Teacher’s Got an Encore Career: Babysitting

The economy is only one factor pushing educators to become private nannies.
Some people with teaching backgrounds prefer the one-on-one experience of being a nanny. (Photo: Ed Yourdon/Creative Commons via Flickr)
Jan 3, 2012· 2 MIN READ

Olivia Romine is a special education teacher with more than 30 years of experience. After being laid off in June, she knew her chances of finding a new teaching position were slim—especially in this economy. “I’m not going to get a public school job because I’m too old and I’m too expensive,” she told the Chicago Tribune.

Joining the ranks of 8,800 Illinois teachers who received pink slips in 2010, and another 930 laid off in 2011, Romine decided it was time for a career change. She posted her profile on several childcare job sites, including Care.com and Sittercity.com.

“I went into teaching to help kids, so either way—if I’m a nanny, tutor, babysitter, au pair, whatever—I still feel like I’m helping the kids,” she said.

Terri Brax is president and founder of TeacherCare Inc., an 18-year-old licensed and bonded employment agency that matches families who need childcare with experienced educators.The recent economic downturn may have forced Romine to choose private childcare over classroom teaching, but for others, the switch is a preferred option.

In an interview with TakePart, Brax explained that while a tougher education job market increased the number of candidates in her applicant pool, the change was only slight.

“We always have a pretty good supply of candidates who are highly qualified, but yet they are not looking for a classroom type of situation. This is an independent career for them. The downturn has changed it a little bit, but there are some people who are better suited to work one-on-one with children, and they really enjoy the type of creativity they can bring to the position.”

“Some of our teachers come from a Montessori background, others have specialized training in child psychology. Each will have different approaches so we match the family individually with the best type of teacher for their situation.” TeacherCare serves families in major metropolitan areas nationwide, including Chicago, New York, New Jersey, Washington D.C., Maryland, Virginia, and Florida. Unlike other childcare agencies who work with nannies from various backgrounds, Brax’s organization only hires teachers.
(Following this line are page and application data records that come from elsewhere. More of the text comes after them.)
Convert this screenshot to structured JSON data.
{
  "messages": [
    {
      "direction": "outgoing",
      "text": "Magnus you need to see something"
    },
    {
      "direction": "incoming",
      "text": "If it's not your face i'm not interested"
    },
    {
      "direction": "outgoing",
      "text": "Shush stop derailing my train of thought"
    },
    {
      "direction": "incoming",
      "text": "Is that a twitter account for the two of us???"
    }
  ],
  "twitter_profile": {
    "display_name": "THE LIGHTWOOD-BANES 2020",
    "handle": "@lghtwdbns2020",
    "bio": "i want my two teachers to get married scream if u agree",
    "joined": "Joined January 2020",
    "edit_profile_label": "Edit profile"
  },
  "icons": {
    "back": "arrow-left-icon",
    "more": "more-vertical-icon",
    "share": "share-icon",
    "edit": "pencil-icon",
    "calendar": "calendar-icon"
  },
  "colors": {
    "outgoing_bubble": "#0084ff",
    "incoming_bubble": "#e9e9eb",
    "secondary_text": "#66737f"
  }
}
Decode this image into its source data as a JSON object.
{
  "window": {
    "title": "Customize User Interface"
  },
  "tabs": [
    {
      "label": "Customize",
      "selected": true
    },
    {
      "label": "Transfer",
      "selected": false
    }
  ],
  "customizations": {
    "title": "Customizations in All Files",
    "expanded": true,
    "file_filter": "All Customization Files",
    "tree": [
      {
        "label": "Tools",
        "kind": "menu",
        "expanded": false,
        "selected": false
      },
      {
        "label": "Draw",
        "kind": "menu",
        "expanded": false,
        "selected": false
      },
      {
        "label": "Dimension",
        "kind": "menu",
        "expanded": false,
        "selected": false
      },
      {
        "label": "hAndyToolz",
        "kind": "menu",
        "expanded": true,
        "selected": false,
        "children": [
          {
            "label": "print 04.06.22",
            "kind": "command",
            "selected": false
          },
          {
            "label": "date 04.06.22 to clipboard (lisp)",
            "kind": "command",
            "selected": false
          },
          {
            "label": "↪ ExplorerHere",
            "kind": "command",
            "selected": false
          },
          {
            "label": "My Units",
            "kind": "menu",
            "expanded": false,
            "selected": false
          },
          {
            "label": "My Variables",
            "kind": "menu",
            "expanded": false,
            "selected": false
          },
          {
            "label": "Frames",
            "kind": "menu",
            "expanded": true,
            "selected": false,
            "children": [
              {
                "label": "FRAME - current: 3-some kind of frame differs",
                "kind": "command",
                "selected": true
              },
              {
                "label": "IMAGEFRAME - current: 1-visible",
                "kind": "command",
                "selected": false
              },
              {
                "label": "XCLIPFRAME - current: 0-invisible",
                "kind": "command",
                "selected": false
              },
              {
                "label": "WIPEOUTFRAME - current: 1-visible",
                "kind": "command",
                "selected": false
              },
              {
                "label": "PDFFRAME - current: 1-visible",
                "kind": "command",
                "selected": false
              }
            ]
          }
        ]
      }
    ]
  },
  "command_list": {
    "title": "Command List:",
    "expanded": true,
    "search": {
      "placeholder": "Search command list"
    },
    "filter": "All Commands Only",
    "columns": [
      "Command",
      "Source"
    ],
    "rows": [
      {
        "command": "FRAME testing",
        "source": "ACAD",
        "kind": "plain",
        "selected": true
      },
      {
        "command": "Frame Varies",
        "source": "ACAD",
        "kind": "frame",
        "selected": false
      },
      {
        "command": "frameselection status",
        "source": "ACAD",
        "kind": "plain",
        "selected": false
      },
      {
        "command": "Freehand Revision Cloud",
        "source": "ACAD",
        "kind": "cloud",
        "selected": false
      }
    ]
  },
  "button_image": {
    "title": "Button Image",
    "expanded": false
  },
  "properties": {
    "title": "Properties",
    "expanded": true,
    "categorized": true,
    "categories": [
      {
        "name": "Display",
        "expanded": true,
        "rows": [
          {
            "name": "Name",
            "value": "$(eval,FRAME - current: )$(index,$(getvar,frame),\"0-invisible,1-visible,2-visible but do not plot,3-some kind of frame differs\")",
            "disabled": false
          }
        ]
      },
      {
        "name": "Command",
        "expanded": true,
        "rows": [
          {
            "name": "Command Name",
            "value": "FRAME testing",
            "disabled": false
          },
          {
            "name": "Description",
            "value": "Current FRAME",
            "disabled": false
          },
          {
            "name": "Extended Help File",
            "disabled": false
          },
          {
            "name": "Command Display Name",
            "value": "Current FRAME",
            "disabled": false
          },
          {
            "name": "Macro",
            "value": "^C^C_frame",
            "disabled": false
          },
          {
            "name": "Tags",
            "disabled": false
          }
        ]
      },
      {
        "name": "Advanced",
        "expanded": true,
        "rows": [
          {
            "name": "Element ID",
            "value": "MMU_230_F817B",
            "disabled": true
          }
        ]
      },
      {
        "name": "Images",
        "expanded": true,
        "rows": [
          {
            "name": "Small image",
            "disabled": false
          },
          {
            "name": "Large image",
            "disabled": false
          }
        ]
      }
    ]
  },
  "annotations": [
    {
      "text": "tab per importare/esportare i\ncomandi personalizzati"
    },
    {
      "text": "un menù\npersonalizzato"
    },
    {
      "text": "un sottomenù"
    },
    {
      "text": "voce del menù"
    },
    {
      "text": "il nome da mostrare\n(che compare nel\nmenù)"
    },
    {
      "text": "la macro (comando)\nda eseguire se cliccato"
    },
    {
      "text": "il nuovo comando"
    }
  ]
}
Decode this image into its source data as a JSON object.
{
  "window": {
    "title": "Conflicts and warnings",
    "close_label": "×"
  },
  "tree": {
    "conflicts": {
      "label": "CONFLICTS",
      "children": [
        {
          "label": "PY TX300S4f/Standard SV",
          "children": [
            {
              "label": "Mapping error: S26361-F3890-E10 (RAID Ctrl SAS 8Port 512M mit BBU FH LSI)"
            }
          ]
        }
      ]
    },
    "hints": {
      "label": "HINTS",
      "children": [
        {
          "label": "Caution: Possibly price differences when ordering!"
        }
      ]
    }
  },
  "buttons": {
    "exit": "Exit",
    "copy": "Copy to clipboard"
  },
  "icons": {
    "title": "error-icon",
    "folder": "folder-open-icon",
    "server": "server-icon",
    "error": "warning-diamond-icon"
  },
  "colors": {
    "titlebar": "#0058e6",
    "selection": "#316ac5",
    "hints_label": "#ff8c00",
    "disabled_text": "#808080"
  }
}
A full 100 percent have an education or child-related degree, and over 90 percent also have classroom experience in either a school or daycare center.

Brax stressed that the number one reason educators are attracted to caregiving is the level of undivided attention they can offer each child. “Our people love the idea that they can really individualize to a particular child and a particular family’s needs as opposed to working with a large group where they feel like they can’t give the best to each student,” she said. “We’ve had so many situations where teachers come to us from daycare centers, and they come with a broken heart. They know that the children are not getting what they deserve.”

And then there’s the salary. According to Brax, while exact numbers vary depending on geographic area, work hours, the caregiver’s background, and the number of children, the salary for a full-time position usually ranges from $600 to $850 per week. Many families also offer health insurance.

“A lot of our teachers tell us that they’re making more money with the families than they were working in private school settings and daycare settings. They’re working one-on-one with fewer children, they have more freedom, more creativity, and they’re making more money.”

Parents with means jump at the chance of hiring a nanny who’s also a teacher. “Bringing that education background to the home means they’ll be educating children throughout the day,” explained Brax. “It happens both spontaneously and through planned activities. They follow the children and watch their interests and build on that.”

It’s an especially attractive option for moms and dads seeking greater input into how their children are educated, or for those whose children have special needs or gifts.

Ann Dorian is a mother of three who hired a teacher named Terry to care for her three children. Dorian shared the following on the TeacherCare website: “Terry has shaped the lives of our three children in so many ways, responding to each of them uniquely and personally in every area (socially, emotionally, and cognitively) every moment of the day. She understands each child’s developmental level and is in tune to their individual needs, approaching each one of them in her own special way with care and attention…It is hard for me to put into words the incredible impact that Terry has had on our children, our family, and also me, individually. She has truly become a part of our family.”